Task brief:
Tally the lines of the records that contain the string "nails", then give the total and nothing more.

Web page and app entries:
----------

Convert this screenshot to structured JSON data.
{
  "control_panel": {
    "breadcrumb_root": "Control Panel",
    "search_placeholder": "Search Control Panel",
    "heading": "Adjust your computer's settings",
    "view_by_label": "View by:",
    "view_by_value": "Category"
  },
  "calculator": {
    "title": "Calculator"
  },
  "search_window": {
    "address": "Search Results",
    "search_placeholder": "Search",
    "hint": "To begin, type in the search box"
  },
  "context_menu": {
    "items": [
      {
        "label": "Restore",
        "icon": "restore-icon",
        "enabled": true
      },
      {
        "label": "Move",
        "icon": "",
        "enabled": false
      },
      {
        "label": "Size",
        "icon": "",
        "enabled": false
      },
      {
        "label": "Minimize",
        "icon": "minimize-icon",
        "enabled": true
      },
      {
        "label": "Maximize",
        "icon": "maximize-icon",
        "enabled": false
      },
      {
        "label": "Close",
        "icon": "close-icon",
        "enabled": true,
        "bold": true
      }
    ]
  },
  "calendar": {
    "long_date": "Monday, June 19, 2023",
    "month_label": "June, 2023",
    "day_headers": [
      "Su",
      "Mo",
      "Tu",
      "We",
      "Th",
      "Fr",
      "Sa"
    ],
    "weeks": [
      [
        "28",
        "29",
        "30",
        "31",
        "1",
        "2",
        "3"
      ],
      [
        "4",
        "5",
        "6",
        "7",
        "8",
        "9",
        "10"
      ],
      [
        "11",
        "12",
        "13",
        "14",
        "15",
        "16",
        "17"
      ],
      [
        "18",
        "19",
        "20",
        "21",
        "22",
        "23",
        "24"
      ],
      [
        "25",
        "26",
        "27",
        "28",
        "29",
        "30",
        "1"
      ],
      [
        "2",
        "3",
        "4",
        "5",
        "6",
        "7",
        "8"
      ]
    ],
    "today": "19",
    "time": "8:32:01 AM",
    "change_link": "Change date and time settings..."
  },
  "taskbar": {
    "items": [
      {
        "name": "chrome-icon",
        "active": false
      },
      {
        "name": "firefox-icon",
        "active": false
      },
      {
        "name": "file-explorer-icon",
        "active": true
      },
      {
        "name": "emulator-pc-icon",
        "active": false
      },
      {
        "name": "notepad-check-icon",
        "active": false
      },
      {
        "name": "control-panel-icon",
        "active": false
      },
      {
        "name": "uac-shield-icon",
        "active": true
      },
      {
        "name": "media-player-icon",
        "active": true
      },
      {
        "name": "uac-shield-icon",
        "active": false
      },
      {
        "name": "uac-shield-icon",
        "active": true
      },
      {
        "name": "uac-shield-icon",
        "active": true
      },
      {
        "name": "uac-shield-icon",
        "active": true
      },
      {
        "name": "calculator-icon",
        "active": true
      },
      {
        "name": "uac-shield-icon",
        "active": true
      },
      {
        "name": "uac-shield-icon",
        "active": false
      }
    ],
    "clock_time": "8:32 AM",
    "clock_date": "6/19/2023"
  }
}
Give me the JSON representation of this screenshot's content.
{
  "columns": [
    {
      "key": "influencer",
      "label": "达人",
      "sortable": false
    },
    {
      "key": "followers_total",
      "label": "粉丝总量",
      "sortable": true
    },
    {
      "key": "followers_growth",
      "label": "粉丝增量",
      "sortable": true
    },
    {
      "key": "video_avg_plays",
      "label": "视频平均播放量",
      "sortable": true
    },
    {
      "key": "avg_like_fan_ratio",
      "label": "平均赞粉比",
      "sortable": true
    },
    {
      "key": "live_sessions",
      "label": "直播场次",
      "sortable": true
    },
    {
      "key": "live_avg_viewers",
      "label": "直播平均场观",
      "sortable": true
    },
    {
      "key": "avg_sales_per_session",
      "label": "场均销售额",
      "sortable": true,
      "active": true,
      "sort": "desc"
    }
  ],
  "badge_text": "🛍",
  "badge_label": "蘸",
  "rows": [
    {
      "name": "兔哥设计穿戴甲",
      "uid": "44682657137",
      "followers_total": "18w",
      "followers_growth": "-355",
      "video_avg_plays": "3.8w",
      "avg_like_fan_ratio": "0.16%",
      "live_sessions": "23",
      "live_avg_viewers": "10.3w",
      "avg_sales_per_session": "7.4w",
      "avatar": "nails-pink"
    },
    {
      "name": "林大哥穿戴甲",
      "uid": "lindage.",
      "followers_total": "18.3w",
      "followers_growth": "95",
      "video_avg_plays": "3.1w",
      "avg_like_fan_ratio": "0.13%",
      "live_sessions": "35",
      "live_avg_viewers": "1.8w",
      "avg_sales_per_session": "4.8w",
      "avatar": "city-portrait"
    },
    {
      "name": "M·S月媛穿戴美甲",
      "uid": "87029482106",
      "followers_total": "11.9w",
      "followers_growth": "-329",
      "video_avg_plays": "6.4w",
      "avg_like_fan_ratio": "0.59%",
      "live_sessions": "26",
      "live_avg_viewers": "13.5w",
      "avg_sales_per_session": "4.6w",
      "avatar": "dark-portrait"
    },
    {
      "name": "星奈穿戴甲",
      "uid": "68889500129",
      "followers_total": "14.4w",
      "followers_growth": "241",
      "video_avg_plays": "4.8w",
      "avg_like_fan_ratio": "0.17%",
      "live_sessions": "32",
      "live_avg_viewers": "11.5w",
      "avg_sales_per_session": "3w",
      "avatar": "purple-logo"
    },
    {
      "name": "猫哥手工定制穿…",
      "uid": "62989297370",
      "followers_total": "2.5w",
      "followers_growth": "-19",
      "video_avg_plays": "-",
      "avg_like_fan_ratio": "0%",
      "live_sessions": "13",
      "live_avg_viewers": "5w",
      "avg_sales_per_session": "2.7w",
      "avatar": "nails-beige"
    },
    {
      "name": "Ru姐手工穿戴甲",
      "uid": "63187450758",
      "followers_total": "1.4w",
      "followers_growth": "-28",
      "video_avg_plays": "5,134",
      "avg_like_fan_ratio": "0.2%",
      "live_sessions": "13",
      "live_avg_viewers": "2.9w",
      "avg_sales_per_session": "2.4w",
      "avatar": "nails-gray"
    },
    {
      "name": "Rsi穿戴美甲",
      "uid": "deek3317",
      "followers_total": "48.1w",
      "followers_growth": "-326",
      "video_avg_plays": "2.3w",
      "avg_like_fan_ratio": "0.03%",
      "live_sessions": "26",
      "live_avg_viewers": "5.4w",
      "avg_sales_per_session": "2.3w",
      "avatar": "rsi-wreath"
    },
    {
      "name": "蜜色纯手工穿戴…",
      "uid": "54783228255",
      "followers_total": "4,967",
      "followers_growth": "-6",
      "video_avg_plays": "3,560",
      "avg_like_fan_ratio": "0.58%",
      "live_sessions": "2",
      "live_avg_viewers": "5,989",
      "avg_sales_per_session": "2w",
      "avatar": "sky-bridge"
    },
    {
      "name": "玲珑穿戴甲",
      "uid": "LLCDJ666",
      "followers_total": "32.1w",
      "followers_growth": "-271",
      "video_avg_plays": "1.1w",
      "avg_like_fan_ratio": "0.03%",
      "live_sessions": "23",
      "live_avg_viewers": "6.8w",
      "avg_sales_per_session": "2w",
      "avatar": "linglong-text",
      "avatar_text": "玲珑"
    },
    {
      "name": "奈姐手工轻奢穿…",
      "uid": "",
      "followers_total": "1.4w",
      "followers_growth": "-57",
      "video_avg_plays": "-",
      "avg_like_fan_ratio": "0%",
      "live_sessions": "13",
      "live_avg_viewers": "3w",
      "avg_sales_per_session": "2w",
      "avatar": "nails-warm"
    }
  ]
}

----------

Written answer:
4